Mesowear “ruler” developed for scoring dental mesowear on fossil equids, consisting of seven Equus cusp apices cast onto an epoxy surface. The “ruler” is used by matching the cusp apex of a fossil specimen to one of the seven reference cusps and assigning it a score of 0–6.
[Image courtesy of Matthew Mihlbachler]

Fossil horses are often referred to as classic examples of evolution. Over millions of years, they increased in body size, reduced the number of toes on their hooves and even grew bigger teeth. Now, researchers have collected vast amounts of data on that last detail—horses' teeth—from all over North America for the past 55.5 million years, when horses first appeared on the planet.

Matthew Mihlbachler and a group of researchers looked at something called mesowear in fossil horses, which describes the size and sharpness of the horses' molars, or the teeth in the back of their mouths.
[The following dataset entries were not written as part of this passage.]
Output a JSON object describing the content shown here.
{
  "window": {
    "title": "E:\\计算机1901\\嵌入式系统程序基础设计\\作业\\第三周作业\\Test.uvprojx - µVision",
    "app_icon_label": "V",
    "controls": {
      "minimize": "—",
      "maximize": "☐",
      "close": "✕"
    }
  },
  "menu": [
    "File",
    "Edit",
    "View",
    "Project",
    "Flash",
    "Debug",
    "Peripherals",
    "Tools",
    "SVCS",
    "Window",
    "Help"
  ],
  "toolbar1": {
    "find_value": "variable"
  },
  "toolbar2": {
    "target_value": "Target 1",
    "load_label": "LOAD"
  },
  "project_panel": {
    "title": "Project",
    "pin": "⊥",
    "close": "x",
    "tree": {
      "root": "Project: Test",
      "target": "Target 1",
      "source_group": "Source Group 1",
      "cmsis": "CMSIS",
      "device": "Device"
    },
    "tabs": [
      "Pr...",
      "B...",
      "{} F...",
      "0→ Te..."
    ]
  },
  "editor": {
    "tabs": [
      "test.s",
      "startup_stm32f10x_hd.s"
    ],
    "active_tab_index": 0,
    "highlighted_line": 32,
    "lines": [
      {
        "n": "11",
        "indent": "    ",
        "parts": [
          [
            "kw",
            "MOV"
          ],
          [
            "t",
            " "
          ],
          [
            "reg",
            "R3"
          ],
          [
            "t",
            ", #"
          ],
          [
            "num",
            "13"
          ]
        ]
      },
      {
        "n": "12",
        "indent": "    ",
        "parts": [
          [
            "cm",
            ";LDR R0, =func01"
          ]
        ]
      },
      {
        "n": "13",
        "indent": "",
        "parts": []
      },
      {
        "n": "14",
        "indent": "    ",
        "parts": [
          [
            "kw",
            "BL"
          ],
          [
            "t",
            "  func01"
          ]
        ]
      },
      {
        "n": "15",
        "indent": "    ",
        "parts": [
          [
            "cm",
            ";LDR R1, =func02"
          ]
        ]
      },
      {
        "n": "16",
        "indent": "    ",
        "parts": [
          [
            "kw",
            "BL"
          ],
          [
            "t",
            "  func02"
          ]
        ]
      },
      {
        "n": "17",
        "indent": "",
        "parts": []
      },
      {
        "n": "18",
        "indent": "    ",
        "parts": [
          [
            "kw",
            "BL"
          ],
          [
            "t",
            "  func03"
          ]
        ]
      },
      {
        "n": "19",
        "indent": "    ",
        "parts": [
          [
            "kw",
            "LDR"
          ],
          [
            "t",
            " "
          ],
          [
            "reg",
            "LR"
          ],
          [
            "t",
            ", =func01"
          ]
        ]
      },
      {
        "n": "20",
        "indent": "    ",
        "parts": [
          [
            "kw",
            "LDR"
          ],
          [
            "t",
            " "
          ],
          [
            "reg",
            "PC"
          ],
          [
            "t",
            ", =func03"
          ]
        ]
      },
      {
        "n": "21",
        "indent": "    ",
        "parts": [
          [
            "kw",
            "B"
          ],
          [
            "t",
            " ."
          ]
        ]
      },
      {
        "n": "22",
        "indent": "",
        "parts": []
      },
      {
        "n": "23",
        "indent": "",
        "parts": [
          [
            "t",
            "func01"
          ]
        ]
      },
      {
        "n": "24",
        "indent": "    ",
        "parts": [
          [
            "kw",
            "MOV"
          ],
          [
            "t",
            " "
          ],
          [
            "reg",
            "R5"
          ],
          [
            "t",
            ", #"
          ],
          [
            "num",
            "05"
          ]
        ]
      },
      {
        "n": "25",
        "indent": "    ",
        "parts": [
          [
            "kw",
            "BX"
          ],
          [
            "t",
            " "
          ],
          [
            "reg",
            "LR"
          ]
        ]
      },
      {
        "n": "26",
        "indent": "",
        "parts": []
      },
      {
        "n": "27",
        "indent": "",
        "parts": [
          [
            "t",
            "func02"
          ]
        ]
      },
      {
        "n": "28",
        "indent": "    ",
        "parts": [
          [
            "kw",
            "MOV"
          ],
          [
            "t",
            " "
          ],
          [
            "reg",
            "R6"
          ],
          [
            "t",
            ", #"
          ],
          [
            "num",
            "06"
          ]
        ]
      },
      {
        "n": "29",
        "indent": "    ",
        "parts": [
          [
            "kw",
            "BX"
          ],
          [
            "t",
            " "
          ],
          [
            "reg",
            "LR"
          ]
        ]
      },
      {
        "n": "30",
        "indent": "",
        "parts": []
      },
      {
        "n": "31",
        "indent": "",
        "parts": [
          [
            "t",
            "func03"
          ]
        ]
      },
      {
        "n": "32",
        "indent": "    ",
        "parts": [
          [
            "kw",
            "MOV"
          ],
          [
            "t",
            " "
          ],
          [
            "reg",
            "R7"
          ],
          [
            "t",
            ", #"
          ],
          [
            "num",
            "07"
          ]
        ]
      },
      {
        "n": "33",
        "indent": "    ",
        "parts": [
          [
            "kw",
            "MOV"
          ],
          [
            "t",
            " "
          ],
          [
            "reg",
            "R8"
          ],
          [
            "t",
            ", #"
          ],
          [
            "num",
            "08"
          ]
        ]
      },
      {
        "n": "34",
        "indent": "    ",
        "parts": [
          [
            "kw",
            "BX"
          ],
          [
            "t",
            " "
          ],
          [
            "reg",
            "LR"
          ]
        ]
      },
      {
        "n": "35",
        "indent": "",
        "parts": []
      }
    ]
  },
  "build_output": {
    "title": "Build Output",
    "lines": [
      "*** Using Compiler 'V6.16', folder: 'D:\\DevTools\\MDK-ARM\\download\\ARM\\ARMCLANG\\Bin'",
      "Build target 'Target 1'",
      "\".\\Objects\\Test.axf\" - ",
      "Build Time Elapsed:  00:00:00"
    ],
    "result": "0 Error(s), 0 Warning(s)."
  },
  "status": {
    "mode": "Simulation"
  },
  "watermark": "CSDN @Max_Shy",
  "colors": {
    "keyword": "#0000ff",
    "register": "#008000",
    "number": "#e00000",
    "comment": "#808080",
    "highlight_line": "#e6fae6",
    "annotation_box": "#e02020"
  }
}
Molars are known to wear down from grinding against food and other teeth—and these researchers show that the changes seen in horses' teeth over millions of years are caused by changes in the animals' diets that were brought on by climate change.

Matthew Mihlbachler recording tooth cusp sharpness in a fragment of a 14 million-year-old fossil horse skull at the American Museum of Natural History.
[Image courtesy of Matthew Mihlbachler]

As an example, a horse's molars might become worn if they are suddenly forced to change their diet from fruit in the trees to grass on the ground. And in general, horses' molars grew bigger over millions of years on Earth.

The new report by Mihlbachler and colleagues shows that the increased mesowear on the horses' teeth is associated with the growth of larger molars over evolutionary time. So, it seems that the larger molars in horses' mouths were a consequence of the changing climate and their changing diets.

The researchers were able to reconstruct the entire history of what horses ate since their appearance on the planet 55.5 million years ago. But, they say most ancient populations of horses display very different amounts of mesowear, suggesting that the evolutionary pressure to grow larger molars was weak most of the time. For the most part, it seems that horses must have had it pretty easy, with food readily available most of the time.

Still, Mihlbachler and his colleagues do identify certain points throughout history where the pressure to eat grass must have been very high. One of these occurred during the early Miocene epoch, approximately 23 million years ago, just before the appearance of Equinae—the subfamily of horses that really brought those large molars into style.

Their report makes it clear that the diets of today's horses are anything but typical examples of what horses having been eating for the past 55 million years.